====== Data extract ======
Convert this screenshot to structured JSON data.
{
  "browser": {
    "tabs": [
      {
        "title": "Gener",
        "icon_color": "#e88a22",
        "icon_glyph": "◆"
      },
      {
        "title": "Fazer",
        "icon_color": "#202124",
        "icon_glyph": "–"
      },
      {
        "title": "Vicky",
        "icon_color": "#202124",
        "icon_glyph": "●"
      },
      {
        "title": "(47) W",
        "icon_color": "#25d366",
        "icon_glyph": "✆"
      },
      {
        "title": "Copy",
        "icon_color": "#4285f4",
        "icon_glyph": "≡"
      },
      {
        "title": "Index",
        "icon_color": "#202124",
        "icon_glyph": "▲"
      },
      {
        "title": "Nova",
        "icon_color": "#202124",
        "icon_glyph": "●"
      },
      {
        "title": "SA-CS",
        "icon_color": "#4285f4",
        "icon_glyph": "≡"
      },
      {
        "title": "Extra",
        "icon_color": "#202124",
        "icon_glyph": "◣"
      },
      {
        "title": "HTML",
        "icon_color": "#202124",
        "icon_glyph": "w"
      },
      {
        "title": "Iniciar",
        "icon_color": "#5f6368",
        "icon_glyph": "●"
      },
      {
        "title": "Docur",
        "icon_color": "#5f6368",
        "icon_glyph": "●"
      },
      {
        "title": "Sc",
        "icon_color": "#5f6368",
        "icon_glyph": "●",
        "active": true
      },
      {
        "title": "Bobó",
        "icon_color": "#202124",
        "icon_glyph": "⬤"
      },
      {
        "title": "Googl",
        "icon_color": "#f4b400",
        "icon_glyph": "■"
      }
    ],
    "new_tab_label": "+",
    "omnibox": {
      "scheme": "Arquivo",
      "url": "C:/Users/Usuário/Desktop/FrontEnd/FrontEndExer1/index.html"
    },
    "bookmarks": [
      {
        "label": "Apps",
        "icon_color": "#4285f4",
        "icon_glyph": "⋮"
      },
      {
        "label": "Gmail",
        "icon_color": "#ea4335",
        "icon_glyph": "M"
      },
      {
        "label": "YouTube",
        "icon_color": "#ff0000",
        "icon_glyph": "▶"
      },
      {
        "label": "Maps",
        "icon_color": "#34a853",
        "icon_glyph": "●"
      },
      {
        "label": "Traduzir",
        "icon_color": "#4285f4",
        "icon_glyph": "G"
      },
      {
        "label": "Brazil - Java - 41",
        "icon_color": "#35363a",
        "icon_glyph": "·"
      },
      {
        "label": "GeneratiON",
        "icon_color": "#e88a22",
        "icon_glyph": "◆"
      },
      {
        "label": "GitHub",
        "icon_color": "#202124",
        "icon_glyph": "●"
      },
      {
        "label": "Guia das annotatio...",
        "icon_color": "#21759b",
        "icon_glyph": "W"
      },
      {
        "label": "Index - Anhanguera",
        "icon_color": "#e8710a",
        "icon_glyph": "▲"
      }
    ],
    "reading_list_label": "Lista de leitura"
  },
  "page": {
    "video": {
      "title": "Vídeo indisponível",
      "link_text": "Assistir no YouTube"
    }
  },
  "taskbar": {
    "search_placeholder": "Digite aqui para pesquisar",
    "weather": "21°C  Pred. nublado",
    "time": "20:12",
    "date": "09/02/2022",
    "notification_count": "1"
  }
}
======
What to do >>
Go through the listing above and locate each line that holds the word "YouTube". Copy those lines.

Written answer >>
        "label": "YouTube",
      "link_text": "Assistir no YouTube"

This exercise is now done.